**How to complete this task**
Count every line in the data below where "title" occurs, then state that number and nothing more.

(Records from a collection)
= = = = = = =

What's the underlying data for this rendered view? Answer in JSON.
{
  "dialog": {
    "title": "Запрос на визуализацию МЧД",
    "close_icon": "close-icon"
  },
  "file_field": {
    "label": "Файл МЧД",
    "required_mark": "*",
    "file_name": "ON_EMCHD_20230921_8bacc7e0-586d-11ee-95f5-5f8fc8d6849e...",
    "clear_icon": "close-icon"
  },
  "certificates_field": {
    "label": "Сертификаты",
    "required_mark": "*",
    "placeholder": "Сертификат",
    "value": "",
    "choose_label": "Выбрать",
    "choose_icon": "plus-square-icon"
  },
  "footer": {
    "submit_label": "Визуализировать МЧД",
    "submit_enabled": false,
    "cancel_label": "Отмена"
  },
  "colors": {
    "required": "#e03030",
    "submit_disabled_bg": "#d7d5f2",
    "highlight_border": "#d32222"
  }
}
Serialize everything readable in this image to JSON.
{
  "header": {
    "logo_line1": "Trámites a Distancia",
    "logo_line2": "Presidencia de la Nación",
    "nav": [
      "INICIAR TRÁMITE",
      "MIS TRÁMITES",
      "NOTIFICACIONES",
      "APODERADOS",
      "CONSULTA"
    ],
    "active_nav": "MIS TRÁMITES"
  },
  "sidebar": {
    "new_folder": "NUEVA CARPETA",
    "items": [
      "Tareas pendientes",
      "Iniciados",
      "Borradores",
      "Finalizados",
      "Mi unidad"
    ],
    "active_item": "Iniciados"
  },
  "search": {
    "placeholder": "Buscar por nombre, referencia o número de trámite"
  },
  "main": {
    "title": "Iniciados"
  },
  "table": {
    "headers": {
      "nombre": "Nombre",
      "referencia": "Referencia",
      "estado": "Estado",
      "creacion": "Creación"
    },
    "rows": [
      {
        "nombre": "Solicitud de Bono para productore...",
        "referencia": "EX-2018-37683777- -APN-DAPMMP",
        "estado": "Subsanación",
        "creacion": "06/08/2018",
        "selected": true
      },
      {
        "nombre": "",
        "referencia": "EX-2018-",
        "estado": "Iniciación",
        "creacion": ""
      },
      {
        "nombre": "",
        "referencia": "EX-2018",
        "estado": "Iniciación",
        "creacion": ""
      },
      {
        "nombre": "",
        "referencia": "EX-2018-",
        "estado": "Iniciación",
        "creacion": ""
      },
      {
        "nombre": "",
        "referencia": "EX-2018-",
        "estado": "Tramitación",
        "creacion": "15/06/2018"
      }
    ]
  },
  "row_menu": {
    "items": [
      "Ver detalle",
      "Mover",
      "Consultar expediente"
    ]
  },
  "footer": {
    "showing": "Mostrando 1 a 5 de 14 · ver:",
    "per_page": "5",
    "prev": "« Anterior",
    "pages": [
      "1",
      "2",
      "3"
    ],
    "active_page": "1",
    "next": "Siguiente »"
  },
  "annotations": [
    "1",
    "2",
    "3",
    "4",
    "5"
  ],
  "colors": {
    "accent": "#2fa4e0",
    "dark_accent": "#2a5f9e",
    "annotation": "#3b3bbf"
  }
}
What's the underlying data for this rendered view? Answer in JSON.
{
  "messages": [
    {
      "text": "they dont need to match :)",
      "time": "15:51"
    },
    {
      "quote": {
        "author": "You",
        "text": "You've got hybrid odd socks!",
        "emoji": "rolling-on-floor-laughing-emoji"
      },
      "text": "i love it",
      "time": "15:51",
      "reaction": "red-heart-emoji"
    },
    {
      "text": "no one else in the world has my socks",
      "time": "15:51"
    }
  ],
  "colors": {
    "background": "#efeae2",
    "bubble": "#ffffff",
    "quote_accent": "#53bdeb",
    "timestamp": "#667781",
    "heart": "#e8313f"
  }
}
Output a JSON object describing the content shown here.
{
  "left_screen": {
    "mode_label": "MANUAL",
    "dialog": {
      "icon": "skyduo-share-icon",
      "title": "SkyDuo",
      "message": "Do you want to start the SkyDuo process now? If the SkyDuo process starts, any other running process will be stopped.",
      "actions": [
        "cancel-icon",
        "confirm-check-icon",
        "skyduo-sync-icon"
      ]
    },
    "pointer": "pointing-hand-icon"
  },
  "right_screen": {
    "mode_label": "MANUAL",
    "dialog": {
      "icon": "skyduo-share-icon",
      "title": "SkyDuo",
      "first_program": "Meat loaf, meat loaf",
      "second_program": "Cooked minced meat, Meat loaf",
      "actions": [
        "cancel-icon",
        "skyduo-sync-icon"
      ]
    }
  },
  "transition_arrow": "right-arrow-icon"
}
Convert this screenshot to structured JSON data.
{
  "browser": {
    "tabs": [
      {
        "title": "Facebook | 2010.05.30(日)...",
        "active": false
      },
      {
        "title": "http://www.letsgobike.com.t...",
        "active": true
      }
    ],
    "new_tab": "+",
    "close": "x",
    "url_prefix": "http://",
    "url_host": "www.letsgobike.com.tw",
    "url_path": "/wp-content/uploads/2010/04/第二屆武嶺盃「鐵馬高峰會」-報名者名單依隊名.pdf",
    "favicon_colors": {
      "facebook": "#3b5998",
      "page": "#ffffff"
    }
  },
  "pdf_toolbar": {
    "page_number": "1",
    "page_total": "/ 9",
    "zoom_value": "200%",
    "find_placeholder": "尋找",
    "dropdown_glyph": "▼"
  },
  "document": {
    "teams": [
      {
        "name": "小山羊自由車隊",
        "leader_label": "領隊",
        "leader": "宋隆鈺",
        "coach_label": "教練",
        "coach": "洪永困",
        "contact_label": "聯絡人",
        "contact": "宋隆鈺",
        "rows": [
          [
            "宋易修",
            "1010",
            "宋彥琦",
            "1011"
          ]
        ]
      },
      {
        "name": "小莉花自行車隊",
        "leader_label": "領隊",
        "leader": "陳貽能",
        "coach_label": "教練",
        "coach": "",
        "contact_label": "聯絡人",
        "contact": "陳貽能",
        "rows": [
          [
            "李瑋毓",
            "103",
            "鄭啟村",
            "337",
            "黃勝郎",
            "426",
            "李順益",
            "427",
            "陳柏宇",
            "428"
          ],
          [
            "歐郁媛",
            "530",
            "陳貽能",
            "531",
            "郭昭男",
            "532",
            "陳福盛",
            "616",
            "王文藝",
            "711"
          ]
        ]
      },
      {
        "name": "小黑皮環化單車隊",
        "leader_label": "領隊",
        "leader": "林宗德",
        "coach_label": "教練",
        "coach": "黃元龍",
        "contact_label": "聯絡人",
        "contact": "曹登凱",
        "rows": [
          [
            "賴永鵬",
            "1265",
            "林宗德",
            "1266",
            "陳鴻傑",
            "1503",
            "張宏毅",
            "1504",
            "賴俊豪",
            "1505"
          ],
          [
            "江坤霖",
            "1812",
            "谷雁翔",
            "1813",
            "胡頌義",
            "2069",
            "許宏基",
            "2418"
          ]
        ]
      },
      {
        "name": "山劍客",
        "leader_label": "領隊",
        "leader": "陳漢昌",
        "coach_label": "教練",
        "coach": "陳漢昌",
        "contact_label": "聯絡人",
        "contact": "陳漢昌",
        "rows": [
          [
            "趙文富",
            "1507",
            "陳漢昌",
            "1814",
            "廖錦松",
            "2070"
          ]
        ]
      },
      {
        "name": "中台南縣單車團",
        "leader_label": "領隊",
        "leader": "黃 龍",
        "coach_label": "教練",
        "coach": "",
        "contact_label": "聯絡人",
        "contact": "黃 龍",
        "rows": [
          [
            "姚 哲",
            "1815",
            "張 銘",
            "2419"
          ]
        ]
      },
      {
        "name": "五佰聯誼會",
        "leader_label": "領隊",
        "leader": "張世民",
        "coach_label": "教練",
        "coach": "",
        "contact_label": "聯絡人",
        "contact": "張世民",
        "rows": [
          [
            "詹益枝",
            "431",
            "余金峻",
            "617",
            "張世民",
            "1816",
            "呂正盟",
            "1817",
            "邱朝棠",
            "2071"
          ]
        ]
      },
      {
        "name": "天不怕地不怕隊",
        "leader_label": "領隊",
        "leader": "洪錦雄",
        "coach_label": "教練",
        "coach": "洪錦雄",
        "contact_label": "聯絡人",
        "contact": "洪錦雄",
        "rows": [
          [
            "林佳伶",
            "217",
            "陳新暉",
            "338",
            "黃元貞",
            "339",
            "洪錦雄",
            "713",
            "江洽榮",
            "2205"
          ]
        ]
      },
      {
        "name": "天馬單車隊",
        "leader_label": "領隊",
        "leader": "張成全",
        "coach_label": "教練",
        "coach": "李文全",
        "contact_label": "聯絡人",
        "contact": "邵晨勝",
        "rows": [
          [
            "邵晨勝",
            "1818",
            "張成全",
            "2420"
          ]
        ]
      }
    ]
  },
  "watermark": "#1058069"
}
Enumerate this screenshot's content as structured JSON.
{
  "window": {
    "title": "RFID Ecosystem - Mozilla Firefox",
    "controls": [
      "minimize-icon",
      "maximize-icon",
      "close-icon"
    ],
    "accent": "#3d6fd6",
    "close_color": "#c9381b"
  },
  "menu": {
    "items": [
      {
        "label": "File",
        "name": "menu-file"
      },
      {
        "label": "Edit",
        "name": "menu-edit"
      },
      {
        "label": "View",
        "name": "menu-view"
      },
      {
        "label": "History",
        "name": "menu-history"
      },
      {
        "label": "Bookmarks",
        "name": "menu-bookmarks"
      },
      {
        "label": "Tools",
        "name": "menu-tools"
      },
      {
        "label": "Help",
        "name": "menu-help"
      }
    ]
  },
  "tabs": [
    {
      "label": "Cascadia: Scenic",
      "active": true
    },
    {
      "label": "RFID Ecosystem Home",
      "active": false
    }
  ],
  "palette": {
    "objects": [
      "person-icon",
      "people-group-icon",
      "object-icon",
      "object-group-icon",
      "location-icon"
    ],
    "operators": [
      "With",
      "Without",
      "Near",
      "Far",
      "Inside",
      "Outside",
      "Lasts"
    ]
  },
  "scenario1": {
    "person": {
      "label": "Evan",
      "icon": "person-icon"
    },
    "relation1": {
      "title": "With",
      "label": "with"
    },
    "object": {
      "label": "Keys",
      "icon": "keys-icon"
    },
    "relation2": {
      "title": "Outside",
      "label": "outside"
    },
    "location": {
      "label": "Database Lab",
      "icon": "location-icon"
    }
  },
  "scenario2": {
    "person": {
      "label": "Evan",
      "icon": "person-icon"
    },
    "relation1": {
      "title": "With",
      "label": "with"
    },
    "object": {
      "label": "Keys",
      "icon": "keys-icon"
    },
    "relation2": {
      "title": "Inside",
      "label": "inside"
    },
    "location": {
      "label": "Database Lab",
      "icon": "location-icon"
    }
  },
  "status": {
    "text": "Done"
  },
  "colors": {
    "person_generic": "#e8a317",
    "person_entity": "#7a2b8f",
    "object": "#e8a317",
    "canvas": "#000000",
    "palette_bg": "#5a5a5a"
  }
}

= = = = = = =

**Answer to the exercise**
11